4. By partnering on training to improve transitions between academia and industry

“I hope that in the future the transition between academia and industry will also be smoother. We should change the way we train our people: perhaps having partnerships with industry so that students actually spend some time there and so forth. From idea conception to product materialisation, there is a huge development, so we should also think about at what level we want to start interacting.” Dr Lucia Melloni, Group Leader at the Max Planck Institute for Empirical Aesthetics in Frankfurt am Main, Germany,

“We need to have more points of contact between neuroscience and medicine, both in neurology and psychiatry. This could be through integrated training programmes and so forth. I think many neuroscientists are really interested in getting exposure to clinical day-to-day work and many clinicians would value opportunities for more in-depth training in neuroscience, but the reality is this exchange between these fields is not happening very much.” Dr Katharina Schmack, Group Leader at Francis Crick Institute and University College London

“Industry and academia have very different cultures and I have seen first-hand how the interface between science and medicine changes as you move from country to country. But everywhere I have been, I have observed a need for more interaction and more overlap in terms of training. I think this is key to creating an environment that encourages more translation from fundamental research into the clinic or industry.” Dr Joe Paton, Champalimaud Centre for the Unknown

5. By focusing on how close projects are to application in humans

“I’ve noticed a very dramatic change in the past 5-10 years. When I was a graduate student, we rarely talked about translation because it seemed so far in the future, but more recently this has been a bigger focus due to advances in genetic tools. We can now modify genes and, because we know changes to genes are responsible for certain diseases, we can try to treat people.
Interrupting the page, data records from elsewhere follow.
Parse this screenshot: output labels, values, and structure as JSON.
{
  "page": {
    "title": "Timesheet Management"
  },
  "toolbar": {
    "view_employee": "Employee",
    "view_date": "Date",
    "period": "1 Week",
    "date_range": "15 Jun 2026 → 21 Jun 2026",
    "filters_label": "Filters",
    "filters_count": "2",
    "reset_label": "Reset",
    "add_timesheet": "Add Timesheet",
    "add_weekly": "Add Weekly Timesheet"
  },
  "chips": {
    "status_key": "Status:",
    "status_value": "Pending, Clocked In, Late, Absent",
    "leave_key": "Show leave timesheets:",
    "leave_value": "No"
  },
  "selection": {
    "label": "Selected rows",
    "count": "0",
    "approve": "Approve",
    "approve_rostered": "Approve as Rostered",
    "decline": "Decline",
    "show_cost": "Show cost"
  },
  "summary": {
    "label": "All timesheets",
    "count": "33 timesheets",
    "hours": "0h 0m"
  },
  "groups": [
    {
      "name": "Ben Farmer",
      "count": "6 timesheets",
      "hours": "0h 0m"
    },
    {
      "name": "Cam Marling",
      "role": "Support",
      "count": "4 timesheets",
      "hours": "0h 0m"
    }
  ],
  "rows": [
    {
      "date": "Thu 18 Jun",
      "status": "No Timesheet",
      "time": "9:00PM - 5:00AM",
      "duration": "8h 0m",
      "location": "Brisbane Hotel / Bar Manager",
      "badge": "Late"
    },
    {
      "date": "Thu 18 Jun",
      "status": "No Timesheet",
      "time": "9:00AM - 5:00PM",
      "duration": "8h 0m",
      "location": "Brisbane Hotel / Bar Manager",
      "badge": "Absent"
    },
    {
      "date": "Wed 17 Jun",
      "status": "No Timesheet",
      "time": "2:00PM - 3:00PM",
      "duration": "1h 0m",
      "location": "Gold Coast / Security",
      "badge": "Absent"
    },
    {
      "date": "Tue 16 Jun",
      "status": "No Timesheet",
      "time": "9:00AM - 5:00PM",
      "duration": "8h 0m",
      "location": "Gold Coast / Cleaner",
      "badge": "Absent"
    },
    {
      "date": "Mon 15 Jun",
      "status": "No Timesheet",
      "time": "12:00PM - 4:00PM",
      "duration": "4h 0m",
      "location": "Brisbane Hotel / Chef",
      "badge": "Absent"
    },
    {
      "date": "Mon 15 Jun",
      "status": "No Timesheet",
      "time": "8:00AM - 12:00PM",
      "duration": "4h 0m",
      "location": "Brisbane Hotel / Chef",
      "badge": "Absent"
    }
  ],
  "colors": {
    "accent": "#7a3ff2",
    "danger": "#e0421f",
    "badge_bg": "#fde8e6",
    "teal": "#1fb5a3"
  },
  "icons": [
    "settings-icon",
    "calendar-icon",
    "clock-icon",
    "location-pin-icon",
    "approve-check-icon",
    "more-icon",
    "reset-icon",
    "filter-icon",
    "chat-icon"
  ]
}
The Institute of Neuroscience is establishing a big translational centre in Shanghai and when we design projects now we always think about how close they are to application in humans and whether they will help certain diseases and improve quality of life. For example, for people that have problems sleeping, can we develop a small device that promotes sleep?” Dr Yu Mu, Institute of Neuroscience, Chinese Academy of Sciences

6. By integrating human and animal research

“From my clinical point of view, one important aspect is to integrate human and animal research. It’s very useful to go back and forth between animals and humans to make sure that we are still targeting what we are intending to target.” Dr Katharina Schmack, Group Leader at Francis Crick Institute and University College London

7. By making use of viral vectors 

“One of the recent trends in neuroscience is to use viral methods and these have also been used in a translational setting. Viral vectors can be used to repair gene deficits in patients with diseases. In the future, I think we will be able to use these viral methods firstly to understand what goes wrong at the circuit level in the brain and then use viral vectors as a vehicle to target certain cell types and fix very specific parts of the brain.” Dr Sarah Ruediger, University of California, San Francisco

8. By bridging the gap between neuroscience and AI

“I think we also need to bridge the gap between neuroscience and artificial intelligence. Neuroscience really inspired the AI field back in the day – they were called neural networks because they were based on the cortex, but the fields have really diverged. I think both fields, and also humanity, would benefit from bringing them closer together. 

For example, imagine if we had robots that could do some of the tasks involved in helping elderly people: organising their home, washing the dishes, loading the dishwasher, unpacking groceries. This would allow people to live independently for much longer than they do now. So I think we need to have more links between AI and neuroscience so that we can build better robots and better algorithms to do things that could make people’s lives better.” Dr Anne Churchland, Professor in Neurobiology at UCLA